I could use a bigger iPad, and sometimes I find my 9.7” Air 2 a little too cramped for browsing, researching, etc. But the iPad Pro takes that up to a huge 12.9”. That proved to be too big:
- If you hold it with one hand, the weight becomes a bit unwieldy – the leverage from the larger size forces you to grip relatively tight (or risk dropping it).
- Lying in bed or on a sofa, it’s too big and clumsy to prop up on your chest or side.
- As you navigate or type on the onscreen keyboard, your hand travel is much longer and less convenient.
On the plus side, the iPad Pro has an undeniably excellent screen, it’s like having your own portable movie theater, and it’s very fast – that A9X processor screams.
In the end I found you lose something when you go that big on a tablet: it’s just not that comfortable for every day browsing, watching, surfing, reading, etc.
Using the iPad Pro as a Laptop
The other end of the spectrum, as a laptop replacement and content creation device for professionals, seems to be where the Pro is more daringly targeted. But I find the problems there are even more significant:
- The operating system (iOS) is nowhere near the capability of a real operating system like OSX or Windows. So forget the arsenal of “real” productivity tools you typically use (as opposed to apps).
- The optional keyboard is bad, even by portable keyboard standards. If you can type fast you’ll almost certainly dislike it. And the origami-like way it folds up to prop up the display is a mess (with inadequate choices of prop-up angles). Frankly I’m surprised Apple released such a sub-par keyboard.
- The optional stylus is good. Very good, in fact. But it probably has limited use for most people except a small segment who might be drawing or marking up things (e.g. certain types of creative professionals)
The reality is that if you need a laptop, an iPad Pro won’t cut it, period. Creative professionals need things like Photoshop, Illustrator, etc. – some might be hand-drawing, but most probably are not. Office professionals regularly work on elaborate PowerPoints or complex spreadsheets and they’ll need a real keyboard and mouse for those tasks. Not to mention the wide assortment of miscellaneous productivity programs most of us regularly use on our laptops.
Now of course there are scenarios where you’ll leave the laptop home and travel light. For such occasions the iPad Pro certainly fits the bill, but these are “pinch hitter” scenarios. You still need your laptop, just not for the next day or two.
Bottom line is that if you need a laptop, the iPad Pro is not a realistic substitute for your laptop. But you know what is? A thinner, lighter, more portable laptop! Get yourself a MacBook Air or any of several Windows-based ultrabooks instead.
Where the iPad Pro Shines
So the Pro is not a great laptop replacement, and it’s unwieldy as a personal tablet, so what is it naturally good for? I think the answer is staring us right in the face: just look at that big, honkin’, super fast screen!
With a screen like that, the iPad should make for a great media presentation device – as opposed to a personal media consumption device. For example, sales people giving presentations one-on-one or in small groups. Or engineers and creatives that need to brainstorm diagrams, specs or artwork with their colleagues and mark them up on the fly. Or kiosks that need to display information in a bigger and better way.

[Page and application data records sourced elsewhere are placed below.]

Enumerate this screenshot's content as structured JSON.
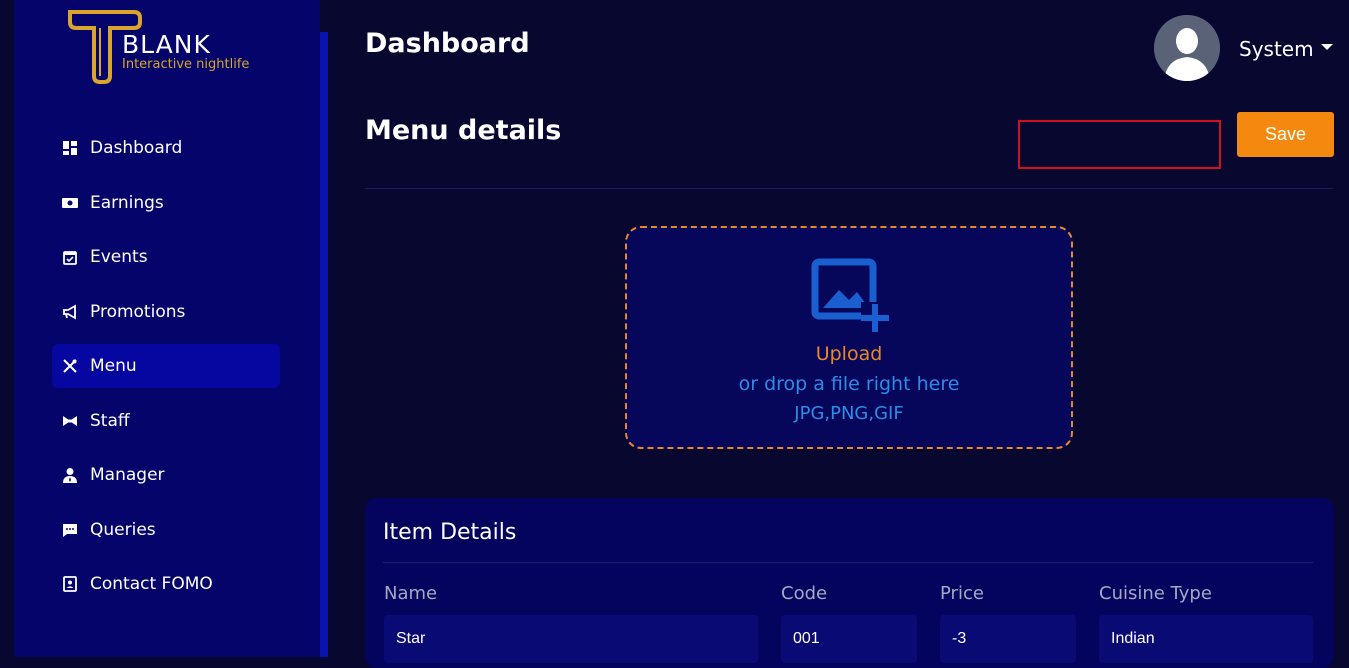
{
  "brand": {
    "title": "BLANK",
    "subtitle": "Interactive nightlife"
  },
  "sidebar": {
    "items": [
      {
        "label": "Dashboard",
        "icon": "dashboard-icon",
        "active": false
      },
      {
        "label": "Earnings",
        "icon": "money-icon",
        "active": false
      },
      {
        "label": "Events",
        "icon": "calendar-icon",
        "active": false
      },
      {
        "label": "Promotions",
        "icon": "megaphone-icon",
        "active": false
      },
      {
        "label": "Menu",
        "icon": "utensils-icon",
        "active": true
      },
      {
        "label": "Staff",
        "icon": "bowtie-icon",
        "active": false
      },
      {
        "label": "Manager",
        "icon": "user-tie-icon",
        "active": false
      },
      {
        "label": "Queries",
        "icon": "chat-icon",
        "active": false
      },
      {
        "label": "Contact FOMO",
        "icon": "contact-icon",
        "active": false
      }
    ]
  },
  "header": {
    "title": "Dashboard",
    "user_name": "System"
  },
  "page": {
    "section_title": "Menu details",
    "save_label": "Save"
  },
  "upload": {
    "upload_label": "Upload",
    "drop_label": "or drop a file right here",
    "formats": "JPG,PNG,GIF"
  },
  "item_details": {
    "title": "Item Details",
    "columns": [
      "Name",
      "Code",
      "Price",
      "Cuisine Type"
    ],
    "values": [
      "Star",
      "001",
      "-3",
      "Indian"
    ]
  },
  "colors": {
    "accent": "#f5890f",
    "sidebar_bg": "#04046b",
    "active_item": "#0606a0",
    "page_bg": "#070730",
    "link_blue": "#2f8be8"
  }
}
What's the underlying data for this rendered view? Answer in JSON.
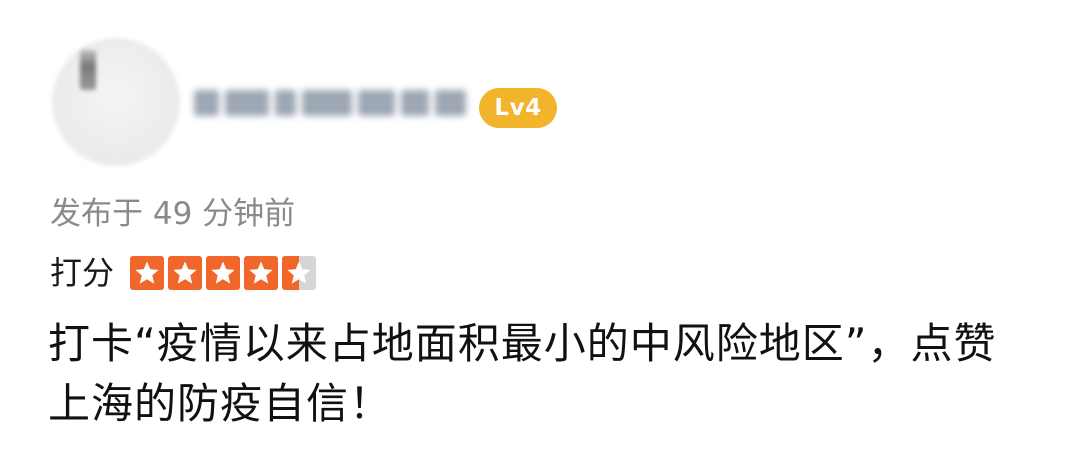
{
  "reviewer": {
    "name_blurred": true,
    "level": "Lv4"
  },
  "post_time": "发布于 49 分钟前",
  "rating": {
    "label": "打分",
    "value": 4.5,
    "max": 5
  },
  "review_text": "打卡“疫情以来占地面积最小的中风险地区”，点赞上海的防疫自信！",
  "colors": {
    "level_badge": "#f1b42b",
    "star_fill": "#f1672b",
    "star_empty": "#d6d6d6",
    "meta_text": "#8a8a8a"
  }
}
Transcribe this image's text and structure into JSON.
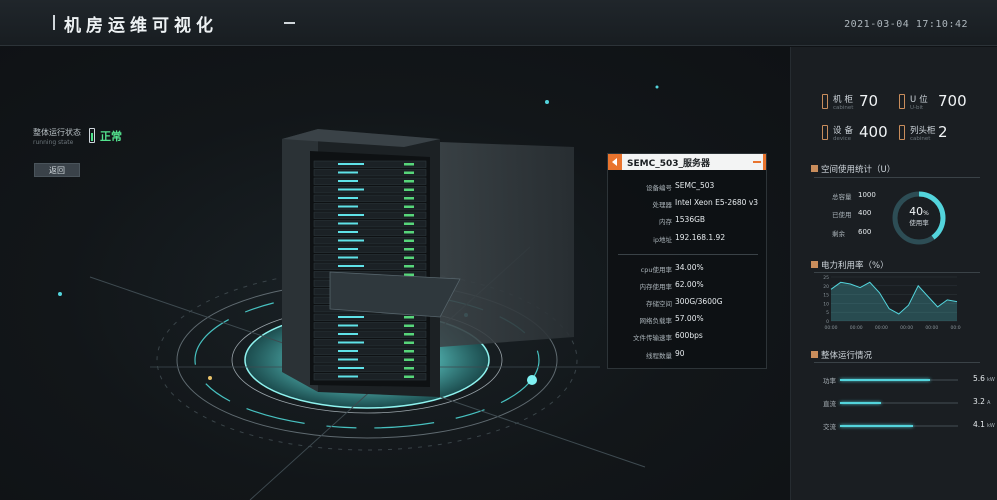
{
  "header": {
    "title": "机房运维可视化",
    "datetime": "2021-03-04 17:10:42"
  },
  "status": {
    "label": "整体运行状态",
    "sublabel": "running state",
    "value": "正常"
  },
  "back_button": "返回",
  "popup": {
    "title": "SEMC_503_服务器",
    "rows_top": [
      {
        "key": "设备编号",
        "value": "SEMC_503"
      },
      {
        "key": "处理器",
        "value": "Intel Xeon E5-2680 v3"
      },
      {
        "key": "内存",
        "value": "1536GB"
      },
      {
        "key": "ip地址",
        "value": "192.168.1.92"
      }
    ],
    "rows_bottom": [
      {
        "key": "cpu使用率",
        "value": "34.00%"
      },
      {
        "key": "内存使用率",
        "value": "62.00%"
      },
      {
        "key": "存储空间",
        "value": "300G/3600G"
      },
      {
        "key": "网络负载率",
        "value": "57.00%"
      },
      {
        "key": "文件传输速率",
        "value": "600bps"
      },
      {
        "key": "线程数量",
        "value": "90"
      }
    ]
  },
  "panel": {
    "stats": [
      {
        "name": "机柜",
        "en": "cabinet",
        "value": "70"
      },
      {
        "name": "U位",
        "en": "U-bit",
        "value": "700"
      },
      {
        "name": "设备",
        "en": "device",
        "value": "400"
      },
      {
        "name": "列头柜",
        "en": "cabinet",
        "value": "2"
      }
    ],
    "space": {
      "title": "空间使用统计（U）",
      "rows": [
        {
          "key": "总容量",
          "value": "1000"
        },
        {
          "key": "已使用",
          "value": "400"
        },
        {
          "key": "剩余",
          "value": "600"
        }
      ],
      "ring_percent": "40",
      "ring_unit": "%",
      "ring_label": "使用率"
    },
    "power": {
      "title": "电力利用率（%）"
    },
    "operation": {
      "title": "整体运行情况",
      "rows": [
        {
          "key": "功率",
          "value": "5.6",
          "unit": "kW",
          "fill": 0.76
        },
        {
          "key": "直流",
          "value": "3.2",
          "unit": "A",
          "fill": 0.35
        },
        {
          "key": "交流",
          "value": "4.1",
          "unit": "kW",
          "fill": 0.62
        }
      ]
    }
  },
  "chart_data": {
    "type": "area",
    "title": "电力利用率（%）",
    "x": [
      "00:00",
      "00:00",
      "00:00",
      "00:00",
      "00:00",
      "00:00"
    ],
    "yticks": [
      0,
      5,
      10,
      15,
      20,
      25
    ],
    "ylim": [
      0,
      25
    ],
    "series": [
      {
        "values": [
          18,
          22,
          21,
          19,
          22,
          16,
          7,
          4,
          9,
          20,
          14,
          8,
          12,
          11
        ]
      }
    ],
    "grid": true,
    "legend": "none"
  },
  "colors": {
    "accent_orange": "#e9742e",
    "accent_teal": "#53d4dc",
    "status_green": "#54e38e"
  }
}
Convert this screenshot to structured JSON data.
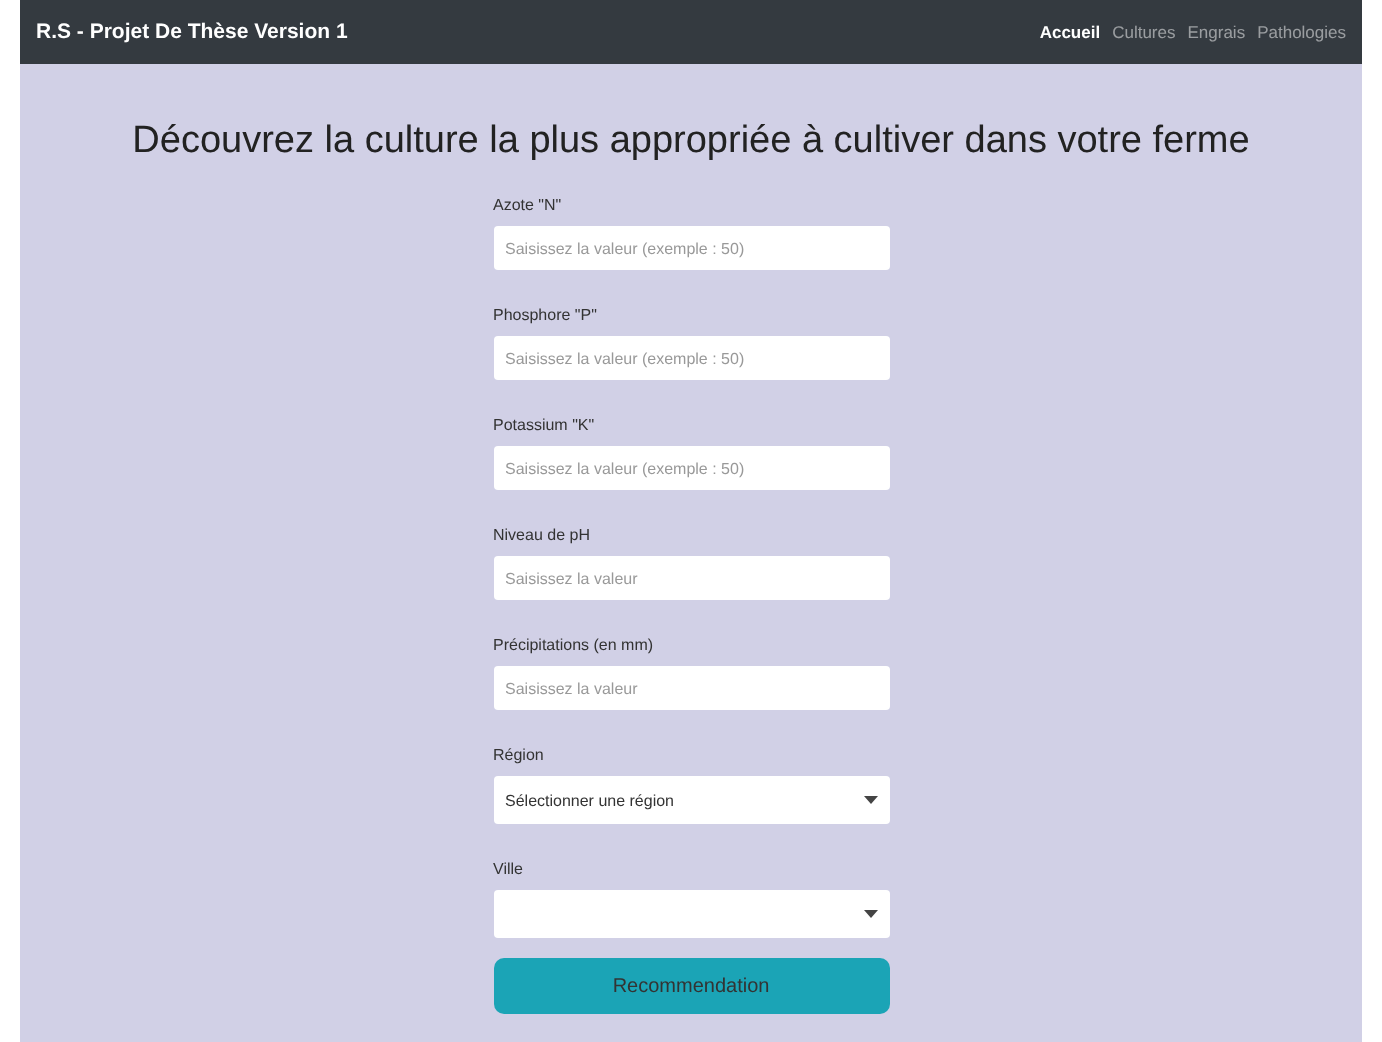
{
  "navbar": {
    "brand": "R.S - Projet De Thèse Version 1",
    "links": [
      {
        "label": "Accueil",
        "selected": true
      },
      {
        "label": "Cultures",
        "selected": false
      },
      {
        "label": "Engrais",
        "selected": false
      },
      {
        "label": "Pathologies",
        "selected": false
      }
    ]
  },
  "heading": "Découvrez la culture la plus appropriée à cultiver dans votre ferme",
  "fields": [
    {
      "kind": "input",
      "label": "Azote \"N\"",
      "placeholder": "Saisissez la valeur (exemple : 50)"
    },
    {
      "kind": "input",
      "label": "Phosphore \"P\"",
      "placeholder": "Saisissez la valeur (exemple : 50)"
    },
    {
      "kind": "input",
      "label": "Potassium \"K\"",
      "placeholder": "Saisissez la valeur (exemple : 50)"
    },
    {
      "kind": "input",
      "label": "Niveau de pH",
      "placeholder": "Saisissez la valeur"
    },
    {
      "kind": "input",
      "label": "Précipitations (en mm)",
      "placeholder": "Saisissez la valeur"
    },
    {
      "kind": "select",
      "label": "Région",
      "value": "Sélectionner une région"
    },
    {
      "kind": "select",
      "label": "Ville"
    }
  ],
  "submit": "Recommendation"
}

I think the iPad Pro fits really well for scenarios when you want to “show & tell”(present) in addition to “browse and read” (consume). I also think the IPad Pro will be a good device for very specific types of creative professionals. That stylus has a time and place in this world, even if that place is fairly limited and specialized.
An iPad for the Rest of Us
But for everyone else, myself included, I think what might be more compelling than the iPad Pro is probably just a marginally bigger, slightly faster iPad.
In the end, bigger may sometimes be better but “huger” may not be. Most people don’t need 12.9 inches of screaming terror. Maybe the current 9.7 inches, or perhaps a more reasonable 11 inches, will suffice.
However, speed is always good and speaking for myself I’ll gladly take that blazing A9X processor in an updated iPad Air 3 anytime.